In our trial, the EE apparent digestibility was higher in HI groups than the control group. However, despite this positive result, the EE apparent digestibility was only 2.2% and 1.9% higher than the control in the starter and grower periods respectively (3–17 and 18–38 days of age) and 3.0% higher than the control in the finisher period (39–50 days of age). This result partially agrees with the results of Cullere et al. [10], who found that the EE total tract apparent digestibility in broiler quails fed with a 15% inclusion level of HI was higher than a 10% group, but similar to the control diet. On the other hand, Cutrignelli et al. [22] and Bovera et al. [24] found that the apparent ileal EE digestibility in laying hens was similar for HI meal- and SBM-fed birds. The linear increase in EE digestibility is not supported by the fatty acids profile, in particular by the polyunsaturated fatty acids (PUFA) content, that is usually related to an EE digestibility improvement [51]. Indeed, in the present study the dietary PUFA content, as well as the ratio polyunsaturated fatty acids/saturated fatty acids (PUFA/SFA ratio), decreased following the HI larva meal inclusion (Table 1). The highest EE digestibility at the maximum inclusion level (HI9 group) could be related to the overall amount of EE in the diets (+ 7.84%, + 6.06% and + 5.19% higher in HI9 group than HI0 group in starter, grower and finisher periods, respectively) [52].

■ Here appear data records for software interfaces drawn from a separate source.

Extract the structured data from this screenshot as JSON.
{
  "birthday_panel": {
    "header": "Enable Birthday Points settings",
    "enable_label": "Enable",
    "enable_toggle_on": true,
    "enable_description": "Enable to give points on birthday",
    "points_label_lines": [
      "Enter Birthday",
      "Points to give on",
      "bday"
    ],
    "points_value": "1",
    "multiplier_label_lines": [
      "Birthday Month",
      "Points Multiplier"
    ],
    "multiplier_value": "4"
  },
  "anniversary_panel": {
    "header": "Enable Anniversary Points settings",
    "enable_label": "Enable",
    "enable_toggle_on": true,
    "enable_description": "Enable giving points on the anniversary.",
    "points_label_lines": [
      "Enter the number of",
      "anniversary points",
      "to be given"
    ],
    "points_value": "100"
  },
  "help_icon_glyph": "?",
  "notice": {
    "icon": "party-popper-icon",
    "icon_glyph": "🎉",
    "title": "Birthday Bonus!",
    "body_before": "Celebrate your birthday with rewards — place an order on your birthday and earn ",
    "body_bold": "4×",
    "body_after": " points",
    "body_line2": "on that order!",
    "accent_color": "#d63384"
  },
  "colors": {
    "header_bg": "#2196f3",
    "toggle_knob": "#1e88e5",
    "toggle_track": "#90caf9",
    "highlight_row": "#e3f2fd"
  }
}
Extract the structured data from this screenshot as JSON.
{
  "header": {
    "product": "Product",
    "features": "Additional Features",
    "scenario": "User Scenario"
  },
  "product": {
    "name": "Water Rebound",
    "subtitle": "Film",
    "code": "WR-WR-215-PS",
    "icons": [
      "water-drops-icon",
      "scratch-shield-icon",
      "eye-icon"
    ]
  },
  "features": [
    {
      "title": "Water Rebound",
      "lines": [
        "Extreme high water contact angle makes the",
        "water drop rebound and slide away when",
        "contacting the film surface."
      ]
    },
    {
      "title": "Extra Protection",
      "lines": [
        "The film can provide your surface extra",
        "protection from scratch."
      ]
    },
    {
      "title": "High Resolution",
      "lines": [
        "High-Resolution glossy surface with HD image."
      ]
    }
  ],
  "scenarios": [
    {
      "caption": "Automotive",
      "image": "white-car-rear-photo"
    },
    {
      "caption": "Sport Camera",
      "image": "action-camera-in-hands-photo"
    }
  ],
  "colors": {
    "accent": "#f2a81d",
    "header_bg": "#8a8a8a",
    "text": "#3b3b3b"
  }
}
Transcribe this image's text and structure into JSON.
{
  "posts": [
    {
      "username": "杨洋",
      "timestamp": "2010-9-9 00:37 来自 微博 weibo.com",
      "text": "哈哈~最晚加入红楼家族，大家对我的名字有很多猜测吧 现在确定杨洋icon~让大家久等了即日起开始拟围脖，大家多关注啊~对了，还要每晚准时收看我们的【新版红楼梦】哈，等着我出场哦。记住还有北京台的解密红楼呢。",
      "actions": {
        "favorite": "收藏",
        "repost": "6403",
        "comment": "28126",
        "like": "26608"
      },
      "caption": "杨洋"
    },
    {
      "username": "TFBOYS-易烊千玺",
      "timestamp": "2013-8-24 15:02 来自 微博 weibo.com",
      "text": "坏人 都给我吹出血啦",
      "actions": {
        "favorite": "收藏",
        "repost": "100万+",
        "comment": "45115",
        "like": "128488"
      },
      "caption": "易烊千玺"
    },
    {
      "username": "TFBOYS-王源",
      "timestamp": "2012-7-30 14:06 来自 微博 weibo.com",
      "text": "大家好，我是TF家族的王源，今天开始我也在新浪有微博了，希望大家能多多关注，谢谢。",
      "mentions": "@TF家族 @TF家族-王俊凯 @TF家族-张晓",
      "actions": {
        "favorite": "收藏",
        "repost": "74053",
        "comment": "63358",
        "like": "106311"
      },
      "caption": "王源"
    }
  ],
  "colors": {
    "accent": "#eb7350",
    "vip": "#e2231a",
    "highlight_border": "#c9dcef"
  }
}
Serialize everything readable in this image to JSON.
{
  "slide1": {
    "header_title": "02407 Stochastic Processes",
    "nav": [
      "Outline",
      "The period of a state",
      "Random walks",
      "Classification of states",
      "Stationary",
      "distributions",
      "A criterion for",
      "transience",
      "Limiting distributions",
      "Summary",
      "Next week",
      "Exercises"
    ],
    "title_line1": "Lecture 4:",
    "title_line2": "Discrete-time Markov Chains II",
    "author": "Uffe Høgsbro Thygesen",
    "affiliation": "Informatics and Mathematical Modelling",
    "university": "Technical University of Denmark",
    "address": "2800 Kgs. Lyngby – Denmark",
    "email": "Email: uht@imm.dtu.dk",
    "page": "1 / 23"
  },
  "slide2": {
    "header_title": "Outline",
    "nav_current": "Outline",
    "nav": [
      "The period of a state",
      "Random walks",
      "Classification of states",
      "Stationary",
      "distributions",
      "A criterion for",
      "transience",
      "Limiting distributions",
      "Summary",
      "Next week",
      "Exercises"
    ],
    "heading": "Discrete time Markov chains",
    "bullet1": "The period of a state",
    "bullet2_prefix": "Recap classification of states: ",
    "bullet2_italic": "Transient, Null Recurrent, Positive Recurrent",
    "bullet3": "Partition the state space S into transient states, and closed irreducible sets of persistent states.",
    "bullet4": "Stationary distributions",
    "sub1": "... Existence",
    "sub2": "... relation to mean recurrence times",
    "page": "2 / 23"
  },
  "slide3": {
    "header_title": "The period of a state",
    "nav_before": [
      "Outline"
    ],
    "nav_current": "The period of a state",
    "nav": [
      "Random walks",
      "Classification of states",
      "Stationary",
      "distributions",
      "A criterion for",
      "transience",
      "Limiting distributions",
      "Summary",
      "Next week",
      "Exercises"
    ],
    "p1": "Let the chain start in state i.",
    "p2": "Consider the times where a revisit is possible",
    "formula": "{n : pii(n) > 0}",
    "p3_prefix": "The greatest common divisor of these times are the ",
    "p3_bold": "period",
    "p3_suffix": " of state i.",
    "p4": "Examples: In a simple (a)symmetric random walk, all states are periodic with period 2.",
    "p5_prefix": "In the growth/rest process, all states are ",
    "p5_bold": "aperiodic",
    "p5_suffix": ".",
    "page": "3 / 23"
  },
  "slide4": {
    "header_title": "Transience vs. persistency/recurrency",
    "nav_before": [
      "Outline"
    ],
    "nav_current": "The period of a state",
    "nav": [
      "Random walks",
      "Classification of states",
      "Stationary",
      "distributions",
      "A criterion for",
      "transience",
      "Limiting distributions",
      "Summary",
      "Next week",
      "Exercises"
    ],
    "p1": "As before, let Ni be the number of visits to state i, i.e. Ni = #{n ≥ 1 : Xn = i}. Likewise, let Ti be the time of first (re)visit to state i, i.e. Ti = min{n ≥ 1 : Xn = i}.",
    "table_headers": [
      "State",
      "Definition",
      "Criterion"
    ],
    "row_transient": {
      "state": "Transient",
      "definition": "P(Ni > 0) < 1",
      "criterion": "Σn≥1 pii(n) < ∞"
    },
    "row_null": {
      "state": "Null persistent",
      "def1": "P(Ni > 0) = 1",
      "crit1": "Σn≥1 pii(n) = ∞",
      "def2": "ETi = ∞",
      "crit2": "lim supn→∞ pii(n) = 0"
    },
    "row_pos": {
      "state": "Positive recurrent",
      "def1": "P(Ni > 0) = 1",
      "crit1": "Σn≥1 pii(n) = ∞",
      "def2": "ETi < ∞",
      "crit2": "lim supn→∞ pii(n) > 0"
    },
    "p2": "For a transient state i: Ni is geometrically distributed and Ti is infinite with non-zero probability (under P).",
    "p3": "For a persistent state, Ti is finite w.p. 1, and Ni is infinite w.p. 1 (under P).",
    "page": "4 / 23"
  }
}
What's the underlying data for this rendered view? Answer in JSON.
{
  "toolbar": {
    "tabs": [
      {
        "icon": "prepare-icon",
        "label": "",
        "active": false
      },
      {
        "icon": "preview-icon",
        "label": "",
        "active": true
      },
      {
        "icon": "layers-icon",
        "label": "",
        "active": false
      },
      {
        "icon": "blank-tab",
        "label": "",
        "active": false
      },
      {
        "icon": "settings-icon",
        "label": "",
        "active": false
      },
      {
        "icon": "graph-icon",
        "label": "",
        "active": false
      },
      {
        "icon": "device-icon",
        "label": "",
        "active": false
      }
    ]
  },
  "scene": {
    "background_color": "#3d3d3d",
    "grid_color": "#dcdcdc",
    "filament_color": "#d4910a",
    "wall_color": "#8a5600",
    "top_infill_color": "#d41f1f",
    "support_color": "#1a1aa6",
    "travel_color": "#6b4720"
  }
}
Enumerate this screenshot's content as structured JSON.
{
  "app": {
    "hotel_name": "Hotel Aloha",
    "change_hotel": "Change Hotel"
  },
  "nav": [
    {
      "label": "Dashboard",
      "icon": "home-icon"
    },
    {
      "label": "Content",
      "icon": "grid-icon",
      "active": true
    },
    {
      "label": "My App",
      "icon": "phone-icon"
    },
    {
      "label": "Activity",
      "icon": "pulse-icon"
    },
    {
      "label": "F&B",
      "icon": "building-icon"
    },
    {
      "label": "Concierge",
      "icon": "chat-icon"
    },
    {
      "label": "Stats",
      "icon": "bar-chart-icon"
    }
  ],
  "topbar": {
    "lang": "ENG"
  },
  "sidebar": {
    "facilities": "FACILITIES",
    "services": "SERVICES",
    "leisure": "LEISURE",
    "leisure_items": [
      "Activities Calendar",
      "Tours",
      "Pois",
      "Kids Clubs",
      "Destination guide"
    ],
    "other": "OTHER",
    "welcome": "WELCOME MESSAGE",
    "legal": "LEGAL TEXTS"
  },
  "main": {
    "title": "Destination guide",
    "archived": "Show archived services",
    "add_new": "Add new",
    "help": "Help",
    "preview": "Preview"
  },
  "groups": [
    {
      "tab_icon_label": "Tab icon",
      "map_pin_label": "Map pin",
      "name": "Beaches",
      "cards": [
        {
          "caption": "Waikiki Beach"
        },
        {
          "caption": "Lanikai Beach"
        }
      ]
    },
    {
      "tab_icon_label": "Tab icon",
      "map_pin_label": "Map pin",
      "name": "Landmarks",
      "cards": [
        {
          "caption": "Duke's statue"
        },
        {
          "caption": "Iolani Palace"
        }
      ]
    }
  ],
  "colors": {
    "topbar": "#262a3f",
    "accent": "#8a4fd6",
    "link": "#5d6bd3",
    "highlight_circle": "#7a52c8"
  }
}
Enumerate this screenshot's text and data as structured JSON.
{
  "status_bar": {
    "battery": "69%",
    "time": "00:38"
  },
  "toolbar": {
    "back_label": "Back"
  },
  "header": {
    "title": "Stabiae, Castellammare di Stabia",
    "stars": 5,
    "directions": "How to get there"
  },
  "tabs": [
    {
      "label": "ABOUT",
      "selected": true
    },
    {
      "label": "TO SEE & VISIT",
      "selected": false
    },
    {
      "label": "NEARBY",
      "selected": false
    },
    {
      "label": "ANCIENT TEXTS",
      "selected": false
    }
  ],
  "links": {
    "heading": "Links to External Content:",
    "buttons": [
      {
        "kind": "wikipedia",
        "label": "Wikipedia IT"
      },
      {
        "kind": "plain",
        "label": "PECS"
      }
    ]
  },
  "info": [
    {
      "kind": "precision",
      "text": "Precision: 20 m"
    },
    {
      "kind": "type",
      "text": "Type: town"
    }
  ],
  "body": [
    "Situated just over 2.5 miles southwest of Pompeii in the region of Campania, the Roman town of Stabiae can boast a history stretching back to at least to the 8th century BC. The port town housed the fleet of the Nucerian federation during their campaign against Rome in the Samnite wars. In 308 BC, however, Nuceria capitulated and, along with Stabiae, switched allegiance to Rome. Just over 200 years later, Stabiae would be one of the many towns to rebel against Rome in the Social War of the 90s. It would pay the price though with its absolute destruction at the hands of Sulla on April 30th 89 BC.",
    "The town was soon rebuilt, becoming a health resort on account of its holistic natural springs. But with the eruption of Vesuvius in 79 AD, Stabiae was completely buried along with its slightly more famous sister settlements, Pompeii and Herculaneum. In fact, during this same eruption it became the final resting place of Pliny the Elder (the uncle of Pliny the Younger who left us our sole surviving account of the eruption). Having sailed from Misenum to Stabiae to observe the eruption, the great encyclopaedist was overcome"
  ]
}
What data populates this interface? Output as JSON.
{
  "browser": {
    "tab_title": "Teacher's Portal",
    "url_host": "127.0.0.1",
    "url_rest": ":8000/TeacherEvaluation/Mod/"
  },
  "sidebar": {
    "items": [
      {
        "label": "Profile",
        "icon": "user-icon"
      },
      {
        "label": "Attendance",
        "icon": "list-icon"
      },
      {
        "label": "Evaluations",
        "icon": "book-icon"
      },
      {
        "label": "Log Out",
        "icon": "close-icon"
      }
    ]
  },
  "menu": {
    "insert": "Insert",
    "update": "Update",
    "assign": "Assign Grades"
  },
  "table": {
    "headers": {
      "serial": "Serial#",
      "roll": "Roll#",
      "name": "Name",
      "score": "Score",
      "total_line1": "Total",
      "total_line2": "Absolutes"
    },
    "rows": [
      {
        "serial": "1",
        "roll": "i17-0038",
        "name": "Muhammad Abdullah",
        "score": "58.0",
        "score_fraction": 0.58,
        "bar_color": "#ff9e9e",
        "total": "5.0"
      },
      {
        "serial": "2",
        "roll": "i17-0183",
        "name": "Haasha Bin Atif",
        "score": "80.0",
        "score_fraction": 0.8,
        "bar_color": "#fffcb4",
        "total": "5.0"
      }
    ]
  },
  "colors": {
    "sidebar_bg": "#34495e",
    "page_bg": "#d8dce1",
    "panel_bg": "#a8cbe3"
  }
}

As a whole, the absent or moderate effects on nutrient ATTDC had no impact on the ducks’ growth performances, without affecting final LW, ADG, DFI and FCR.

Histomorphological investigations

Dietary HI meal inclusion did not affect the gut morphology of the ducks of our study. Since the rapid growth of chickens has been reported to strictly depend on the morphological and functional integrity of the digestive tract [25], it is reasonable to hypothesize that insect meal utilization does not negatively influence gut development and, as a consequence, animal performance. The greater mucosal development observed in the duodenum than in the other gut segments is also in agreement with the previous studies available on broilers [11, 14,15,16,17, 53, 54], thus suggesting that insect meal utilization leads to the preservation of the physiological intestinal morphology. Indeed, the duodenum is the intestinal tract that undergoes the fastest cell renewal, and is also the first gut segment to receive the physical, chemical and hormonal stimuli caused by the presence of the diet in the lumen [54]. The obtained results about the preservation of gut histomorphology in all dietary groups contributes to validate what has been previously discussed in terms of nutrient digestibility and growth performances.


To the best of the authors’ knowledge, this is the first study that has evaluated the possibility of including insect meal in duck nutrition, and to have demonstrated how HI larva meal can be a valuable protein sources for ducks. Increasing inclusion levels of a partially defatted HI meal in Muscovy duck diets did not affect the growth performances of the birds, which showed similar LW, ADG, DFI and FCR to the control group fed with corn gluten meal, and only had weak effects on the apparent total tract digestibility during the first stages of growth. Moreover, these increasing levels did not affect the intestinal morphology or cause histopathological alterations. From this preliminary investigation, it appears that HI larva meal can be included in duck feeding at levels of up to 9% of the diet, with no negative effects on growth, digestibility or animal health. Furthermore, the obtained results help to expand the information available about the use of insects in poultry nutrition.